Anne Robinson, Karen Saxby
George Berkeley was an idealist and an extraordinarily eloquent man of letters. Yet his views are traditionally regarded as wild and extravagant. He is well known for his departure from common sense, yet perversely represents himself as siding with `the common folk', presenting a complex challenge for students.

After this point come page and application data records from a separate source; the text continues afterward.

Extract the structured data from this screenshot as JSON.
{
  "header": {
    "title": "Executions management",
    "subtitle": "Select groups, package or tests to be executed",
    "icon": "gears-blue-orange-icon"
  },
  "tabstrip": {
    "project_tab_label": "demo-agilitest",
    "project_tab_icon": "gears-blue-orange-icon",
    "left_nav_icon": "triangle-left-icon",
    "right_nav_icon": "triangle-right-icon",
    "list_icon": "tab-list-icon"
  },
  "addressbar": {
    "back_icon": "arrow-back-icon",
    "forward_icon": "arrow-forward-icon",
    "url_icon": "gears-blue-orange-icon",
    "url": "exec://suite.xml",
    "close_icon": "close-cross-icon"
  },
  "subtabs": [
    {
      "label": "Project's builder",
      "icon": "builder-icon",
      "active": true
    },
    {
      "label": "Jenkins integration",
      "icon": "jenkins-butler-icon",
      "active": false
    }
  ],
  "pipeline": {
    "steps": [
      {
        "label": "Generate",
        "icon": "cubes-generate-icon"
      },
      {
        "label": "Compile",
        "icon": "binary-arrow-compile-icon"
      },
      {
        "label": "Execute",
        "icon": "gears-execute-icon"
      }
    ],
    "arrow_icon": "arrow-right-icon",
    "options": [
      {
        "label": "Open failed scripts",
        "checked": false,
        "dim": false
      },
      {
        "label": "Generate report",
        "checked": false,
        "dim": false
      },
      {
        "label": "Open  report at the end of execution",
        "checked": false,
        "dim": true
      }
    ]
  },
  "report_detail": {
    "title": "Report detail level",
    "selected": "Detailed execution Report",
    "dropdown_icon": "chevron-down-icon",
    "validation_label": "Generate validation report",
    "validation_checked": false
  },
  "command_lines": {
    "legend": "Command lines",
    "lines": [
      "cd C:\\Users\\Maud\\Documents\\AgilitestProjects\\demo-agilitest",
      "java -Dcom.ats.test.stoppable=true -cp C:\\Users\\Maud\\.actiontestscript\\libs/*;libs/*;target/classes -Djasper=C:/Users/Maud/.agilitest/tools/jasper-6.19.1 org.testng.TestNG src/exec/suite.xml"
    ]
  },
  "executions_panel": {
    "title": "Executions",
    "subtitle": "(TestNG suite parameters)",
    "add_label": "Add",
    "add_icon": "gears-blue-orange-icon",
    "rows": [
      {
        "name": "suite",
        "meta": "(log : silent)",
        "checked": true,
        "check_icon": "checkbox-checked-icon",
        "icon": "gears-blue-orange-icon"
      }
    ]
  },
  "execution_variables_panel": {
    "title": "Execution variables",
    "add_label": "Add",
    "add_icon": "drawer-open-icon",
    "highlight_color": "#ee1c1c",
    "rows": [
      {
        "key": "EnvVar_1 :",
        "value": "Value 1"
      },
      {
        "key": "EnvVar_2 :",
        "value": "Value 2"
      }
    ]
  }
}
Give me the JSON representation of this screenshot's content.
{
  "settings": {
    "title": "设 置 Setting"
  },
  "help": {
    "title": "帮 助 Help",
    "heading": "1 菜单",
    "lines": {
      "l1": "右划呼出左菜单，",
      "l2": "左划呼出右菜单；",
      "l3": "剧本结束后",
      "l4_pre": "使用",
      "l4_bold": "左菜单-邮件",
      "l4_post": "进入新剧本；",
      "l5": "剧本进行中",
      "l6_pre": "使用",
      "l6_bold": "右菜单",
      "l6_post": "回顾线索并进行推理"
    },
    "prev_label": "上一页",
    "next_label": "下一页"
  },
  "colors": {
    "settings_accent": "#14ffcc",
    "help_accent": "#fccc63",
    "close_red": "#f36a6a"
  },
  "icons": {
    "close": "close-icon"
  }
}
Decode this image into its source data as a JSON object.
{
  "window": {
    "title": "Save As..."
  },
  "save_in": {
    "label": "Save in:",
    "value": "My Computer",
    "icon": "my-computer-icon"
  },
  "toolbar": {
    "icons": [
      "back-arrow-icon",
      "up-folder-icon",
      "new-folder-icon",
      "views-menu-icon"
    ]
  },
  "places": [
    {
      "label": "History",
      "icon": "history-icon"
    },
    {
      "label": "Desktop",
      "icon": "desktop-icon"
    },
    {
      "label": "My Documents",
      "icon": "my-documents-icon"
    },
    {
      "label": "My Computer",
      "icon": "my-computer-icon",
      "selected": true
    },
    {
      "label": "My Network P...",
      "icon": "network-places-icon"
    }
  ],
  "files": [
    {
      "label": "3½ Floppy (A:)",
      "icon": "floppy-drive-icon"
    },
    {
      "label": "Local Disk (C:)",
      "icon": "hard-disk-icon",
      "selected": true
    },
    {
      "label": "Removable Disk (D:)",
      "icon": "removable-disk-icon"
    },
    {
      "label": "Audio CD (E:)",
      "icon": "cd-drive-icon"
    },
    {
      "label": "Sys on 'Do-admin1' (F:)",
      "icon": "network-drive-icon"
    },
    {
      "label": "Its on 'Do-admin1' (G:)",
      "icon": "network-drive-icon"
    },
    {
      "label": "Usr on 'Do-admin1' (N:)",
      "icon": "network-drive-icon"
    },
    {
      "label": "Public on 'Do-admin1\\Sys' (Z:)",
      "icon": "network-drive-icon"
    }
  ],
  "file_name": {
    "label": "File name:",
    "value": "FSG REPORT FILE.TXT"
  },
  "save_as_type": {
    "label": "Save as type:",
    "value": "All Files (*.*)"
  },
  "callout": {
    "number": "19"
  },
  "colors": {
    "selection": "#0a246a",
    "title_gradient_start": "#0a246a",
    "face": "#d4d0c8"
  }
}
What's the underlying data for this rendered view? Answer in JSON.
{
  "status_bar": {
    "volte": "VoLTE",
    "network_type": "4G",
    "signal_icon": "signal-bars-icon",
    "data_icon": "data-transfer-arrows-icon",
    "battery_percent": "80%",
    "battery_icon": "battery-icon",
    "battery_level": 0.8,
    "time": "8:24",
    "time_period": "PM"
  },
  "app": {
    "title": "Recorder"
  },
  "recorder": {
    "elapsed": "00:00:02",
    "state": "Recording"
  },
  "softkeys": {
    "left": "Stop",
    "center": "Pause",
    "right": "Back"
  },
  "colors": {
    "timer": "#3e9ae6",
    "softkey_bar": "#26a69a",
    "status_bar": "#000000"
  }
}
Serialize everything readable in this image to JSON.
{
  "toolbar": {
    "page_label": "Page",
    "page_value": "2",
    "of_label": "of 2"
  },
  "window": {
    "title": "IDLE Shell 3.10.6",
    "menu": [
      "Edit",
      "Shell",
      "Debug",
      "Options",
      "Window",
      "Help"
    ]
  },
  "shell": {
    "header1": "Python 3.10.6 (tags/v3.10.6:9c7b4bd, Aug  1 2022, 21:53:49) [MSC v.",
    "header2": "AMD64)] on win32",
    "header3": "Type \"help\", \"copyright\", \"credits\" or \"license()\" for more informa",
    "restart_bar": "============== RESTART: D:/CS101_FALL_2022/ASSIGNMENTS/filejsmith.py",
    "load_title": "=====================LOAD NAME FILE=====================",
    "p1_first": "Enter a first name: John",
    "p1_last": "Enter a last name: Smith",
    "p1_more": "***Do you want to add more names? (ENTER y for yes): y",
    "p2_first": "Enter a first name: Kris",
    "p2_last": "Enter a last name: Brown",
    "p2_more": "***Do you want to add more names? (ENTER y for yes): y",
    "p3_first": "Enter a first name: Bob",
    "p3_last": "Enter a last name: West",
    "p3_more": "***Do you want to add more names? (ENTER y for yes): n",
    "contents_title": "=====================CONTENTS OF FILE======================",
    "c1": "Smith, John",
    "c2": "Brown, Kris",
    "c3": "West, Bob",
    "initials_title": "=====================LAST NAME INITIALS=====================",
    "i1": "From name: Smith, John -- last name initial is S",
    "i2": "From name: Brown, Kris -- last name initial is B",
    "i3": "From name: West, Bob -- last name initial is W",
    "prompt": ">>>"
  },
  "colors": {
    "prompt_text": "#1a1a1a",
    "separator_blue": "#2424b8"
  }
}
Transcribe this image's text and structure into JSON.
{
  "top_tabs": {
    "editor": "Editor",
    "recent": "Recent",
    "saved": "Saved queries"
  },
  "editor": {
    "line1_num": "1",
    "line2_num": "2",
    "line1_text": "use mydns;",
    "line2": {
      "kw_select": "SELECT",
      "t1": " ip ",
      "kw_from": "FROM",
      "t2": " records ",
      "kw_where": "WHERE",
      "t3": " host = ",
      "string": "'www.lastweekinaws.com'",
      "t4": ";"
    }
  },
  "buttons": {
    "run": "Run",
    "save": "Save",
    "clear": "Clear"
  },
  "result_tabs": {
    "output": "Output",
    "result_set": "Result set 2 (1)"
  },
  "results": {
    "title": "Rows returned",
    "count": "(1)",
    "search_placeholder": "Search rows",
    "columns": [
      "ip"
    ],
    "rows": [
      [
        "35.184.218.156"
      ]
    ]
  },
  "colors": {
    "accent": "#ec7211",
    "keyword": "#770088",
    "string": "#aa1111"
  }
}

Berkeley: A Guide for the Perplexed covers the whole range of Berkeley's philosophical work, offering an accessible review of his views on philosophy and common sense and the nature of philosophical perplexity, together with an examination of his two major philosophical works, The Principles of Human Knowledge and Three Dialogues Between Hylas and Philonous. Geared towards the specific requirements of students who need to have a sound understanding of Berkeley's thought, the book provides a cogent and reliable survey of the various concepts and paradoxes of his thought. This is the ideal companion to the study of this most influential and challenging of philosophers.